"The consequences of inaction—for stability in global financial markets, for economic growth, for millions of Americans still without work, and for the financial circumstances of American businesses and households—would be very grave," reads the letter from the Financial Services Forum, a trade group representing the finance industry. The missive bears the signatures of banking titans such as Bank of America CEO Brian Moynihan, Goldman Sachs CEO Lloyd Blankfein, JPMorgan Chase CEO Jamie Dimon and other finance and insurance company CEOs.
Congressional Budget Office Director Doug Elmendorf and Federal Reserve Chairman Ben Bernanke have told Congress about the implications of going over the cliff, and business leaders have expressed their worries in interviews and surveys. But bankers in particular may have reason to fear.
"I think they're more vulnerable than anything else," says Doug Roberts, managing principal at Channel Capital Research. "If you look at how they operate on a couple of levels, they're more vulnerable than say other companies are on the fiscal cliff."
The CBO projects that the fiscal cliff could send the country into recession in 2013 and send the jobless rate over 9 percent again. Roberts explains that pushing even more people out of work and depressing the economy further at a time when it's already weak could mean a wave of late payments on loans, or even defaults, meaning a rough road ahead for banks.
"At that point it doesn't matter how low your mortgage rate is," Roberts says. People without jobs can't pay their bills, after all. The fact that some businesses are already pulling back during a time of uncertainty adds another layer of urgency to the bankers' letter, says Roberts.
He adds that simply avoiding the fiscal cliff by "kicking the can down the road"—that is, by proposing an only months-long fix—will only help so much.
"It doesn't create the environment where people will expand, kind of go out and do things," says Roberts. That environment would be bad for businesses of any kind.

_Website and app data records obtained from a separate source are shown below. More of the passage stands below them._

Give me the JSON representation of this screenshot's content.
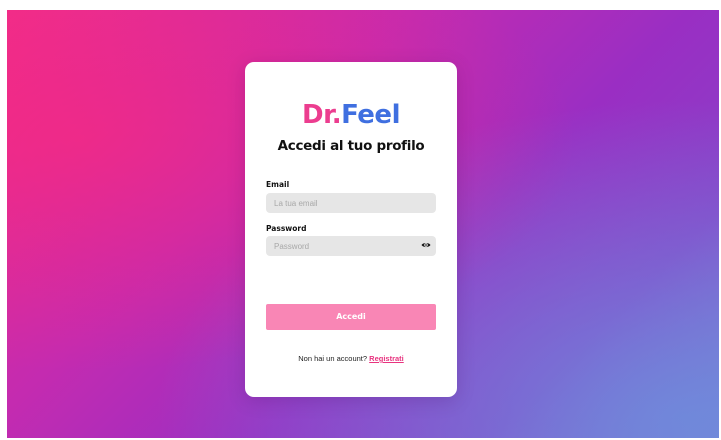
{
  "brand": {
    "logo_part1": "Dr.",
    "logo_part2": "Feel",
    "colors": {
      "pink": "#ec3d8f",
      "blue": "#3f6fe0"
    }
  },
  "login": {
    "title": "Accedi al tuo profilo",
    "email_label": "Email",
    "email_placeholder": "La tua email",
    "email_value": "",
    "password_label": "Password",
    "password_placeholder": "Password",
    "password_value": "",
    "password_toggle_icon": "eye-icon",
    "submit_label": "Accedi",
    "submit_color": "#f986b5",
    "signup_prompt": "Non hai un account?",
    "signup_link": "Registrati"
  }
}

The finance industry agrees. In the forum's letter, they warned lawmakers and the president that "merely avoiding the fiscal cliff is not enough. We further urge you and your colleagues to enact legislation that truly restores the nation's long-term fiscal soundness."

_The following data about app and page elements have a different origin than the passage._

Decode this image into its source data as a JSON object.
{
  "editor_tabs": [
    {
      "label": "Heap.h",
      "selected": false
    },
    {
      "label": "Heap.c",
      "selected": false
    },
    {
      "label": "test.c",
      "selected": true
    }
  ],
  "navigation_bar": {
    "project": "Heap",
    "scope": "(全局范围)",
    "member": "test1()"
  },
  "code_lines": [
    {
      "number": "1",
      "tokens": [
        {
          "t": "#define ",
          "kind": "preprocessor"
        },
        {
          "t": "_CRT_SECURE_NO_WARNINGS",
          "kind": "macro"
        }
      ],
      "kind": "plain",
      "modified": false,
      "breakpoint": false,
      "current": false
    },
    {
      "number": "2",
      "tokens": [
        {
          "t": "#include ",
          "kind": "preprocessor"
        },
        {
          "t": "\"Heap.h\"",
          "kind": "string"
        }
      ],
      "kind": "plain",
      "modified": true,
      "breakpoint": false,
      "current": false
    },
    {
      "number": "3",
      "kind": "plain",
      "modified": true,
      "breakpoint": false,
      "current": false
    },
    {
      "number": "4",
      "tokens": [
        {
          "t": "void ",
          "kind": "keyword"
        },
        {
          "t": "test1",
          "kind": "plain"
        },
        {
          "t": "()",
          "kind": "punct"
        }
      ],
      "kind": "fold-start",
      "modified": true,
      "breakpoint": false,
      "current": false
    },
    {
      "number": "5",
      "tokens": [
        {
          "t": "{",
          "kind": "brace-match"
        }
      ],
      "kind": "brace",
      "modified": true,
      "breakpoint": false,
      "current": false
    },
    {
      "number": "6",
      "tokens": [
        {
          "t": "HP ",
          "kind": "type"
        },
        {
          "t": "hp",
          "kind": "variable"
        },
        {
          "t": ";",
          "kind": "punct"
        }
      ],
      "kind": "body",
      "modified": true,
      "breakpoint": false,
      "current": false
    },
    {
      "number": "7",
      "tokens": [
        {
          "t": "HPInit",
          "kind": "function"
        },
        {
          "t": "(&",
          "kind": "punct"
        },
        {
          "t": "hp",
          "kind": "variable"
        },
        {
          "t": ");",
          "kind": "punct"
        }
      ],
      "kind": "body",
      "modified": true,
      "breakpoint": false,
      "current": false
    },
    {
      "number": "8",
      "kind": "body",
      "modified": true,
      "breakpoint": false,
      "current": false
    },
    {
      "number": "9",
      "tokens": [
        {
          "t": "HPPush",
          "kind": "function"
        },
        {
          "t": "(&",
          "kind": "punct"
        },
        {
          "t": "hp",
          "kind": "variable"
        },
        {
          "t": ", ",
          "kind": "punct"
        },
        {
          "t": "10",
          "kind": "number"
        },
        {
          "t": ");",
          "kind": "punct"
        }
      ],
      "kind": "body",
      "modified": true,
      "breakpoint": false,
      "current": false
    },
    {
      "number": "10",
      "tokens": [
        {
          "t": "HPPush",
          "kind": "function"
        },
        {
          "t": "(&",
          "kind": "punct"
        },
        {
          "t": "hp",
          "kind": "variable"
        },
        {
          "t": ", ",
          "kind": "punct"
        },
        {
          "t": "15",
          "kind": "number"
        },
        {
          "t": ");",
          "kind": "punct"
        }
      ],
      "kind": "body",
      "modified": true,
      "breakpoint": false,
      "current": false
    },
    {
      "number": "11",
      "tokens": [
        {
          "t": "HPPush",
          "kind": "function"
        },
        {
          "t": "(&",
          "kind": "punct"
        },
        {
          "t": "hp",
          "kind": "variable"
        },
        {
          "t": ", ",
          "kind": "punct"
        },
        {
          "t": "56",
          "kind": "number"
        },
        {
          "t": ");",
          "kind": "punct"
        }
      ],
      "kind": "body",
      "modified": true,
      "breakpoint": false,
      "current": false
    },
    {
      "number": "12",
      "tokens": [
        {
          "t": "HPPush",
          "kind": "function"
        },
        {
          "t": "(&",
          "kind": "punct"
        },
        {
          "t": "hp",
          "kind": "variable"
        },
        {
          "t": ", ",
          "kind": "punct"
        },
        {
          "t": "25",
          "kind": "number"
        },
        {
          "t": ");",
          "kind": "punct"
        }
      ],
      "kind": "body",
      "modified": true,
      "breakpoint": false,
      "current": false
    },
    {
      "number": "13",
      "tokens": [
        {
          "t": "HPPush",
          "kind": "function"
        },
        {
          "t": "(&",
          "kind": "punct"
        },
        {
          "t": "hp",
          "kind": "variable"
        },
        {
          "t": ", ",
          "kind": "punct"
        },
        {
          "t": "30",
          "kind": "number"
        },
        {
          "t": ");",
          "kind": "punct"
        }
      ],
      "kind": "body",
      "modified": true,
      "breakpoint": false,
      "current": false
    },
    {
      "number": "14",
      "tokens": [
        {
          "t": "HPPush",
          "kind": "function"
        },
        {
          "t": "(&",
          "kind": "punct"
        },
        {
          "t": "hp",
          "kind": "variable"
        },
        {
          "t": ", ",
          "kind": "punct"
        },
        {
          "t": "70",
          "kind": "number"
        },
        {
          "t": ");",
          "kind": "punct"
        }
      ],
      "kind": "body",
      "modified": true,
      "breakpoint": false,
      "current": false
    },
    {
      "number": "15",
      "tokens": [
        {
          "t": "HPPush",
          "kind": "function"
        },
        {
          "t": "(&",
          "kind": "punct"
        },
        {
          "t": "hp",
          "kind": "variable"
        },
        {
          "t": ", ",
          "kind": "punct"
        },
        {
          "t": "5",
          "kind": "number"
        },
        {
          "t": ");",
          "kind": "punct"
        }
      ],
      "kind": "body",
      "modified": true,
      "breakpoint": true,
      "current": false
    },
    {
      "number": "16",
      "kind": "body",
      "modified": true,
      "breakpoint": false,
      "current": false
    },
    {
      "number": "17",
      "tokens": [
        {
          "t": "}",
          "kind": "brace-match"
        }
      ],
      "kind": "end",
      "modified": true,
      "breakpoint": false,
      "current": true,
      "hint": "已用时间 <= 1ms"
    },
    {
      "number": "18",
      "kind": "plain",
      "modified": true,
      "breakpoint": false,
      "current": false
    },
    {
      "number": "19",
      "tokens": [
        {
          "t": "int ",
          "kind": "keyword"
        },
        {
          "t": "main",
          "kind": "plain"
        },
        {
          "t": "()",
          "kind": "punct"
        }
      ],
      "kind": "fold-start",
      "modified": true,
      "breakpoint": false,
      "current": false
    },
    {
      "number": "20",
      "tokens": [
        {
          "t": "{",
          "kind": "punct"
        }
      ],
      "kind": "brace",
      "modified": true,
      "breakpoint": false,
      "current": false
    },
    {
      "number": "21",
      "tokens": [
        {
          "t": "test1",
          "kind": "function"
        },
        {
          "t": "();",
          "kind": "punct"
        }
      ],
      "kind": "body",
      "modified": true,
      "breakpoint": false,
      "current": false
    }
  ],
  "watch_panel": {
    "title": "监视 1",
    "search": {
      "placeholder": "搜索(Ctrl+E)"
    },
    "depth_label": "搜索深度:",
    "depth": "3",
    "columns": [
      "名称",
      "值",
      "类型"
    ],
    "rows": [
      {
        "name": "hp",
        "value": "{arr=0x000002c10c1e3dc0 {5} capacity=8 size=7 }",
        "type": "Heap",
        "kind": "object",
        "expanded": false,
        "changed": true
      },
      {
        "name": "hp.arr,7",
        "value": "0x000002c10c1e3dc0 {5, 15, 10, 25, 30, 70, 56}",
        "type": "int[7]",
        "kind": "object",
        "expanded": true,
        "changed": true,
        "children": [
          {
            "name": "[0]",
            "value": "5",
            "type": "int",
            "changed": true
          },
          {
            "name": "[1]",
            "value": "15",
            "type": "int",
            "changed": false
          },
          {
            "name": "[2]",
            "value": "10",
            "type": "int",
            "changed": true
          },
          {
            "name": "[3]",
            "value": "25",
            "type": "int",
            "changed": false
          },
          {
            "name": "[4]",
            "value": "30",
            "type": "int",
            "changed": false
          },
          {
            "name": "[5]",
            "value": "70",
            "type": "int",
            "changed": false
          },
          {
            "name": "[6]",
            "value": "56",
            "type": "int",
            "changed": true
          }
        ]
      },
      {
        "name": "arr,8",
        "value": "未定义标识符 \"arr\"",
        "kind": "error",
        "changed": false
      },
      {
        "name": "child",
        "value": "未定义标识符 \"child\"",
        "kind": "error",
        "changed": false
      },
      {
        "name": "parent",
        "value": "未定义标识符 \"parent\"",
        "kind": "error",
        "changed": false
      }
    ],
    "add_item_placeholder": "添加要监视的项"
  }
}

Of course, the repercussions of fiscal sustainability—or lack thereof—go well beyond 2013.
"This is all about the future and what could happen in the future. The best way to think about this is we're gambling," says Ron Haskins, a senior fellow in economic studies at the Brookings Institution.
The United States's borrowing costs are low now, he points out, but continuing on an unsustainable debt path could mean that the interest the country pays on its debt could skyrocket and make a bad situation even worse.
The Financial Services Forum points to this longer-term fear in their letter. They reference not only Standard & Poor's downgrade of its U.S. debt rating during last summer's debt ceiling debacle but a recent warning from Moody's that it would downgrade the U.S. credit rating if the government does not adopt policies that stabilize and eventually decrease the nation's federal debt-to-GDP ratio.
To simultaneously threaten the nation's good standing and economic growth, then, could be a particularly dangerous combination.
"I think banks have a particular reason to worry about our entire financial situation," says Haskins. "We are the world's basic financial system, and the dollar is the basis of the international system, and some people are questioning that. ... That would certainly have an impact on banks."